An anonymous letter that ran in the New York Times' "Ethicist" advice column on July 13 has sparked speculation that Paula Broadwell's husband, Scott, knew about her affair with former CIA director Gen. David Petraeus.
The reader, whose name was withheld, wrote to the column's author, Chuck Klosterman, for advice about his wife's affair with a "government executive," whose "role is to manage a project whose progress is seen worldwide as a demonstration of American leadership." The reader explained that he has watched the affair intensify over the last year, but added that he respected his wife's lover and believed he was the right man for the high-powered job he held.
His problem was that he believed that exposing the affair would "create a major distraction that would adversely impact the success of an important effort." He asked if he should acknowledge the affair, or suffer in silence to ensure the project he was passionate about succeeded.

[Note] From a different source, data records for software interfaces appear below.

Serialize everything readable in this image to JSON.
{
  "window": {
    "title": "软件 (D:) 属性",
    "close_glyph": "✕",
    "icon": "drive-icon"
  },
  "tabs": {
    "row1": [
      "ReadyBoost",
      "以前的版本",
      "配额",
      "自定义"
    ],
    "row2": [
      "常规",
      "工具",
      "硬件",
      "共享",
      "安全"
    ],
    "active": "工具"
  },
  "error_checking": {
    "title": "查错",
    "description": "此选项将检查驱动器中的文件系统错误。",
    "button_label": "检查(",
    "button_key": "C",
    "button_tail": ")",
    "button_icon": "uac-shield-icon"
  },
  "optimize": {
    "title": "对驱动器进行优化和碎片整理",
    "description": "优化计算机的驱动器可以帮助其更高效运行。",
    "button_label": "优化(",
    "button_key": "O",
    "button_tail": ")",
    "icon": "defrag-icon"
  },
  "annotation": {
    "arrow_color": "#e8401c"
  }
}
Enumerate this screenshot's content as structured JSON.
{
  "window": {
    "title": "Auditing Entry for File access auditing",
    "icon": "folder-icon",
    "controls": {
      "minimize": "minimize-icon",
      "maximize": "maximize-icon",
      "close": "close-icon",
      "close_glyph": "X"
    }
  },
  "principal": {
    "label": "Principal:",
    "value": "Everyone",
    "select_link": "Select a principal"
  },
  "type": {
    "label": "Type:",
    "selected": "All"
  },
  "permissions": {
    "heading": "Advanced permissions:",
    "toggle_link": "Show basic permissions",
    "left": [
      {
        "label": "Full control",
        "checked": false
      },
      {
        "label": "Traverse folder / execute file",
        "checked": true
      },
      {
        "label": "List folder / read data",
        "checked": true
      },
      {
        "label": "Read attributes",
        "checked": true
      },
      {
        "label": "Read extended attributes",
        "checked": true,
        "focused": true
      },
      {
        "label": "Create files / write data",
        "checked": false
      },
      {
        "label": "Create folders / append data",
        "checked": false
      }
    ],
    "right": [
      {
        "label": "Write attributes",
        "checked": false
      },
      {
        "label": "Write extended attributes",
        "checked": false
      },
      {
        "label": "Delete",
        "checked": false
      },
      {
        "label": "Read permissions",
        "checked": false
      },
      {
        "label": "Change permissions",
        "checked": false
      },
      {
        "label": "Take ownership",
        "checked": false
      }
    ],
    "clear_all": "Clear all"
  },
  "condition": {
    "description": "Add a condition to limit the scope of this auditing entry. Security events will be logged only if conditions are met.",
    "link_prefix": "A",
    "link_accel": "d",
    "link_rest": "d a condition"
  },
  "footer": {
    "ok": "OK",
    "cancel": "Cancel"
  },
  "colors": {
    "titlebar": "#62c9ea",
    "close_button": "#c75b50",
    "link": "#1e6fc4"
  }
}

The letter was first dug up by CNBC's Herb Greenberg, shortly after news broke that Petraeus was resigning from his position at the CIA, because of his affair with his biographer.
Many have already pointed out that it could be a coincidence -- as Slate's Allison Benedikt noted, What "government executive" is not having an affair with some guy's wife? -- but the details of the letter, including the description of his wife's lover's job, seemed too perfect for people not to make the connection.
The letter also fits the timeline of what the public knows about the affair, according to The Atlantic Wire. The affair reportedly began in August 2011 and ended "months ago," and the letter was published this past July.
Coincidence or not, it should be noted that Klosterman advised the reader not to expose the affair in any high-profile way:
"The only motive for exposing the relationship would be to humiliate him and your wife, and that’s never a good reason for doing anything. This is between you and your spouse. You should tell her you want to separate, just as you would if she were sleeping with the mailman. The idea of “suffering in silence” for the good of the project is illogical. How would the quiet divorce of this man’s mistress hurt an international leadership initiative? He’d probably be relieved"